Your instructions ▸
Determine how many of the lines below hold the word "start". Give the number and nothing else.

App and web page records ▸
————————

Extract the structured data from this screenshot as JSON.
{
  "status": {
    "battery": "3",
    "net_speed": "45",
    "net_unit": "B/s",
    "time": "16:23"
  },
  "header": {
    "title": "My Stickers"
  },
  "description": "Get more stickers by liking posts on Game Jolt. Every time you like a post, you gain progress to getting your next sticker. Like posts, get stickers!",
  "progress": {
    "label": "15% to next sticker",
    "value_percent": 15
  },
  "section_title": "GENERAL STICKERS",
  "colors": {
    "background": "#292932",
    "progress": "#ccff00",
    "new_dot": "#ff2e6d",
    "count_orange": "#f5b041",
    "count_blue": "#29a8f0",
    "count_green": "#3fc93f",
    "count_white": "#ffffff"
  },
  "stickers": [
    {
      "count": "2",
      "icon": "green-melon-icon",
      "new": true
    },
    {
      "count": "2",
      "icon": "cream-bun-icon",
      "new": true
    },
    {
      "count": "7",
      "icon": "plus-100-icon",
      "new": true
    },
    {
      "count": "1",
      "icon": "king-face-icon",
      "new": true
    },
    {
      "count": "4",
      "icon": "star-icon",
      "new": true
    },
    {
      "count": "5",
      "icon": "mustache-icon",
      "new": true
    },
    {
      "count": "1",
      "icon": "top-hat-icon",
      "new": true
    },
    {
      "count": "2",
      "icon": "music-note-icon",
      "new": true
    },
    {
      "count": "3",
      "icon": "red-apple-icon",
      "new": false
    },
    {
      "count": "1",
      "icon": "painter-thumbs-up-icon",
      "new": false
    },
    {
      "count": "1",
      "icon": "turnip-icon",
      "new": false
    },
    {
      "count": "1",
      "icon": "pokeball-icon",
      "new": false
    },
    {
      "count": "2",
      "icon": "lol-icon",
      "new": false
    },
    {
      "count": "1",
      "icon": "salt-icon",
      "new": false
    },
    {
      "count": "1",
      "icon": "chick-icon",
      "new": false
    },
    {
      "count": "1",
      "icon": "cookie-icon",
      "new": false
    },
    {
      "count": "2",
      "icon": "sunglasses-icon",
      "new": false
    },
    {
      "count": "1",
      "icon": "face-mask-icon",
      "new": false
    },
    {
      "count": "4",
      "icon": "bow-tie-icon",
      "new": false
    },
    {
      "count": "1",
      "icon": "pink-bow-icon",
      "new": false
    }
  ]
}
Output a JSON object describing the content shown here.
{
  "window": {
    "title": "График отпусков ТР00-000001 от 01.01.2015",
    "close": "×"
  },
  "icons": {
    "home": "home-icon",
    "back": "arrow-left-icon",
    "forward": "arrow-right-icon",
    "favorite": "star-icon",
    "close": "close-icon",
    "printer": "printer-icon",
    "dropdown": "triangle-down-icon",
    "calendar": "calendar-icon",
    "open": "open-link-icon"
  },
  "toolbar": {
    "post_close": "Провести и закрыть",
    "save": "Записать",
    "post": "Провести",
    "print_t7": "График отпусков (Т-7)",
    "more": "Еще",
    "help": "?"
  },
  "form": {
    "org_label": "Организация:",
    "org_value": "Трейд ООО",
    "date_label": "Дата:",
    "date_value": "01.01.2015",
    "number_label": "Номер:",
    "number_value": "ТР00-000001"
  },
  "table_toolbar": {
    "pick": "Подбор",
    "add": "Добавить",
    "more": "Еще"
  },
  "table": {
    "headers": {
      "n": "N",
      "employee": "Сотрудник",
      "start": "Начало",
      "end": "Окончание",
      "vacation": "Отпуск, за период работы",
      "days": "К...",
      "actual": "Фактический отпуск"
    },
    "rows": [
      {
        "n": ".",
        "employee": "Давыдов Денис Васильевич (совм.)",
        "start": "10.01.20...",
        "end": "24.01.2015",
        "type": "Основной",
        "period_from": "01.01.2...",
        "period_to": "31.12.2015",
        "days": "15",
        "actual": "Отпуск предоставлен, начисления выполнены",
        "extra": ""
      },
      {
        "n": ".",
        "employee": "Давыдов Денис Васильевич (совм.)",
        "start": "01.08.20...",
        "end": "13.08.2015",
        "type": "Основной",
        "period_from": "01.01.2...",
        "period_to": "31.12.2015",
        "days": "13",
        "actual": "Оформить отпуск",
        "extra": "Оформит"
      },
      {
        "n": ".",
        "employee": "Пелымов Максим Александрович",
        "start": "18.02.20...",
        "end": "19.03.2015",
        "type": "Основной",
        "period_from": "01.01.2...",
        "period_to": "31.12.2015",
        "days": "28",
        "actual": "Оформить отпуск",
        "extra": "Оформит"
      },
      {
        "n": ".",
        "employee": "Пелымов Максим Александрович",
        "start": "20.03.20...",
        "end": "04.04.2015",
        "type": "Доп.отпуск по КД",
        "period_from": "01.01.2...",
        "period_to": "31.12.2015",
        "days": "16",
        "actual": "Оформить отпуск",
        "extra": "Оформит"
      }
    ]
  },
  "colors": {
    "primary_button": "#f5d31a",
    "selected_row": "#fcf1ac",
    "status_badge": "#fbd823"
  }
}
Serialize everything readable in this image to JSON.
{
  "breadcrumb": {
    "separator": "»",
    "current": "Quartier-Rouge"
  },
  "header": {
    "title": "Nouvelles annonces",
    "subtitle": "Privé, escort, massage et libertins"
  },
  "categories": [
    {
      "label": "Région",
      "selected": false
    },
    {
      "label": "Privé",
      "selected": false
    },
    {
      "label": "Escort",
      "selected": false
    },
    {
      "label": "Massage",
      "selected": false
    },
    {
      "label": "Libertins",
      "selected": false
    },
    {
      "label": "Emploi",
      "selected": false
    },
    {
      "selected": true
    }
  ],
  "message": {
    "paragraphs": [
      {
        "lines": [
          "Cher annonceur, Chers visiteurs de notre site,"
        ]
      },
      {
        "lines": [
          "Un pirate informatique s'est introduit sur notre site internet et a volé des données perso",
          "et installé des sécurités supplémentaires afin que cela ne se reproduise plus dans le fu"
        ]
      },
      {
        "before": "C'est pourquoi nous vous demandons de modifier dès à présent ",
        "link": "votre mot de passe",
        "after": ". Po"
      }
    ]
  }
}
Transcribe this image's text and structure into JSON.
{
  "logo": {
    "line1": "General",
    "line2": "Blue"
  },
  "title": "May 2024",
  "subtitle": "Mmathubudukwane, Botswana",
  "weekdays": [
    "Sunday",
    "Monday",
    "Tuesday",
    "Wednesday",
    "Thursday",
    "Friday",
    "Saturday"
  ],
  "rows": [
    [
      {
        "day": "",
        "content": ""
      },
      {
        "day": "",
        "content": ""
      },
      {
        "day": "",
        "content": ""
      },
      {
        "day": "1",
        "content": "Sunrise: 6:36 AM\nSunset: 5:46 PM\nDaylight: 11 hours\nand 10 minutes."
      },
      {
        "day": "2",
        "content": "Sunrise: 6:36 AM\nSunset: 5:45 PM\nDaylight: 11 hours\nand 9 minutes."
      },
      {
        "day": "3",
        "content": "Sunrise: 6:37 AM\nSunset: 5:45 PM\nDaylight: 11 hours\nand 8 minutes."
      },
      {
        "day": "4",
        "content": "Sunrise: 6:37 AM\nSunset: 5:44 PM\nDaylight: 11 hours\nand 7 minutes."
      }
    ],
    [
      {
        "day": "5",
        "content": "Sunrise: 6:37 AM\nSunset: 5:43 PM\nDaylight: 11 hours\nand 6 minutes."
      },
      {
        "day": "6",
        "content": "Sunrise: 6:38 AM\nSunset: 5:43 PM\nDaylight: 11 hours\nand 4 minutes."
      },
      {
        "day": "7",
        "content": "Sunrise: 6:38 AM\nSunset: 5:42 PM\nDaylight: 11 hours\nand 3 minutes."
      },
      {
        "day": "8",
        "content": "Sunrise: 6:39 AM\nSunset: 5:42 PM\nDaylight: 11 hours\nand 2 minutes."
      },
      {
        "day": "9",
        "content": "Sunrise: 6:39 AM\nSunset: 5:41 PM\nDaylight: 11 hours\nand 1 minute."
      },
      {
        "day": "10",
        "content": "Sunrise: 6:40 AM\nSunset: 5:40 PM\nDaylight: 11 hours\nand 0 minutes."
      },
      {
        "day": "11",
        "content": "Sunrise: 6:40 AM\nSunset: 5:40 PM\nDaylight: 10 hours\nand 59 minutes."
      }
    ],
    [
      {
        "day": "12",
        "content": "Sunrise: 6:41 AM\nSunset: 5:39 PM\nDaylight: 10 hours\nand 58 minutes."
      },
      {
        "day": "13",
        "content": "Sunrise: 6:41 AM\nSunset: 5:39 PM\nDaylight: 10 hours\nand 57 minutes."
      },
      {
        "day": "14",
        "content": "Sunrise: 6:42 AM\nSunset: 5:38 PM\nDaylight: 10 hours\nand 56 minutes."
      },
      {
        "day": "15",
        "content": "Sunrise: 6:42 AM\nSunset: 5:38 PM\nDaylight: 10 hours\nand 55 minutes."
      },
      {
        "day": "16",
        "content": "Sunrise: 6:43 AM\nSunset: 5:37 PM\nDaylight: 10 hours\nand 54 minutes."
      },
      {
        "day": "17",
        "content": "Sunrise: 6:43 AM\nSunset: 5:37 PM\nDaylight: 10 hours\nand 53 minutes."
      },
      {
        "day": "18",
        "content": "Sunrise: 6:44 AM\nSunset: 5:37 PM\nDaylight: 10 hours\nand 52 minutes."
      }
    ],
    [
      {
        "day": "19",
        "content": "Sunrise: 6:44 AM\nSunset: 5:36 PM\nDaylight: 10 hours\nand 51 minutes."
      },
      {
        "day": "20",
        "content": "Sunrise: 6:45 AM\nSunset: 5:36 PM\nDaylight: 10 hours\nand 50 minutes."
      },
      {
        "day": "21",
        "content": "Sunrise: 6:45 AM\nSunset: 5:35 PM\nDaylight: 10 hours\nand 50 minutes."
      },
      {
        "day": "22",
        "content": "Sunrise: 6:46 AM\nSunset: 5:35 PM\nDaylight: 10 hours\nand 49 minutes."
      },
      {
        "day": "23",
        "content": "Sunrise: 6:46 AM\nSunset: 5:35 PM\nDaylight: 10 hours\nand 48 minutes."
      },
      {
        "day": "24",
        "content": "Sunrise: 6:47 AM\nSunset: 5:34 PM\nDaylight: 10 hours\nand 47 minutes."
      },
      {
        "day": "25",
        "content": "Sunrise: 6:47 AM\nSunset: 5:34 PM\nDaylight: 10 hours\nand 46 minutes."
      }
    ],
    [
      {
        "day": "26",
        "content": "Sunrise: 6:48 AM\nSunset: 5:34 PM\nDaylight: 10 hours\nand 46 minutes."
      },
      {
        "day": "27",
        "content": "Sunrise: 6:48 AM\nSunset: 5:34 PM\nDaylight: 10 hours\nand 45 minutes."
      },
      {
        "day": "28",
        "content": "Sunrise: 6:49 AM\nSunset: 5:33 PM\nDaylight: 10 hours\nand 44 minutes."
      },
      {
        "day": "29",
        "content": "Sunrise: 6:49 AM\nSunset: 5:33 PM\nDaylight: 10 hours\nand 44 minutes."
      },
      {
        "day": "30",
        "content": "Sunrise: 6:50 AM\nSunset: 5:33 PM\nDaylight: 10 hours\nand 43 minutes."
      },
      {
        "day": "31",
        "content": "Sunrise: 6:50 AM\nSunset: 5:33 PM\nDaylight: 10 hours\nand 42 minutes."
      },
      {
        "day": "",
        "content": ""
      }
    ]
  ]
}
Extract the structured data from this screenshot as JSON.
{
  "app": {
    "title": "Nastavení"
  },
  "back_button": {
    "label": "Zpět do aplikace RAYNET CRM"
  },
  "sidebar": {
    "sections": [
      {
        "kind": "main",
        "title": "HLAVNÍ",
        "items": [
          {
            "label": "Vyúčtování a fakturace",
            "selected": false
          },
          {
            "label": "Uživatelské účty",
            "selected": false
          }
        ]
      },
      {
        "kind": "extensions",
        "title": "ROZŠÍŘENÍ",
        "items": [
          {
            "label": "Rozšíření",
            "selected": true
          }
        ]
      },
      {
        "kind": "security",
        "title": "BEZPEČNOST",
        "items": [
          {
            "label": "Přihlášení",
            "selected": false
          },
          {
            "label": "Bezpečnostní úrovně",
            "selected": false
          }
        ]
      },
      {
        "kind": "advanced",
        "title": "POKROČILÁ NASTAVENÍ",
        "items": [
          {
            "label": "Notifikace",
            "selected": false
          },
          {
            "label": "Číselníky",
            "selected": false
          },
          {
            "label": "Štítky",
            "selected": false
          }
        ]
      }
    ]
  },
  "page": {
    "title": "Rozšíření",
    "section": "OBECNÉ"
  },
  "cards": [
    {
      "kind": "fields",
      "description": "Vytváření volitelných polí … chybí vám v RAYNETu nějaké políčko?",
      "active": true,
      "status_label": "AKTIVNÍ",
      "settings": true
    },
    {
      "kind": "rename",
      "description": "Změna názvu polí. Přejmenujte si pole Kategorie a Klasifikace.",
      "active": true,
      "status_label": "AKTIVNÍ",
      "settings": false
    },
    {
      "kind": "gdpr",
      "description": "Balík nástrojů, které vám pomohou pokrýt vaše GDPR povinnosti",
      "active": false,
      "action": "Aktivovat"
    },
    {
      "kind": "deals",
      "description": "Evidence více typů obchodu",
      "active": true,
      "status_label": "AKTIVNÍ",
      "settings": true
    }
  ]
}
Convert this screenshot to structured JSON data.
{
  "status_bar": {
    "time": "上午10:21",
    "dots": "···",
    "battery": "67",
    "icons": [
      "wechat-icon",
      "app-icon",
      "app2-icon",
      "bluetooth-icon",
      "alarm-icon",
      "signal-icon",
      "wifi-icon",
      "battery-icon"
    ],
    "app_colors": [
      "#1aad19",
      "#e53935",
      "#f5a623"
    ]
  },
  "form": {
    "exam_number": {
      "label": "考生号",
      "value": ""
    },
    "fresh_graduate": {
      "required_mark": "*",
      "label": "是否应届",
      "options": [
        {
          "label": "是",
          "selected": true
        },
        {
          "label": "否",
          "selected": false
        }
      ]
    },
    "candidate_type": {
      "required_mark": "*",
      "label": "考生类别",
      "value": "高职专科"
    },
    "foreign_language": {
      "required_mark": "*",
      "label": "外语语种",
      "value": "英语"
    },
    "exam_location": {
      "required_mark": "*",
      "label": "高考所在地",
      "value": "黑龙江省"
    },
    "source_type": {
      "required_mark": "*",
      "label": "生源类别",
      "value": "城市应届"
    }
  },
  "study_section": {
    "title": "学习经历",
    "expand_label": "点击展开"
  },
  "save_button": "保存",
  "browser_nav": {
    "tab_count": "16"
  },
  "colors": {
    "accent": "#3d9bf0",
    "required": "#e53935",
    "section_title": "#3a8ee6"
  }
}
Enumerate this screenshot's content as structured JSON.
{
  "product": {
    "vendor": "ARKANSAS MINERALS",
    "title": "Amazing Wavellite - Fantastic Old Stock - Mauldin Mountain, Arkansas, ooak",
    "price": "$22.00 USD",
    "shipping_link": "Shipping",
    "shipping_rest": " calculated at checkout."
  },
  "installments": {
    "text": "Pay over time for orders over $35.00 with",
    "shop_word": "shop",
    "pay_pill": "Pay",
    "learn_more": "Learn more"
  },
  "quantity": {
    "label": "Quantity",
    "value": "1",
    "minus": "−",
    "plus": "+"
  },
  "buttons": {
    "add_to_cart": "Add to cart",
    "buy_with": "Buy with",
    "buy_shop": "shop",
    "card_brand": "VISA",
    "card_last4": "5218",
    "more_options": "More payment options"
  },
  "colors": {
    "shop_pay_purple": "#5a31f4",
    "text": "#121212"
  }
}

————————

Result of the exercise ▸
5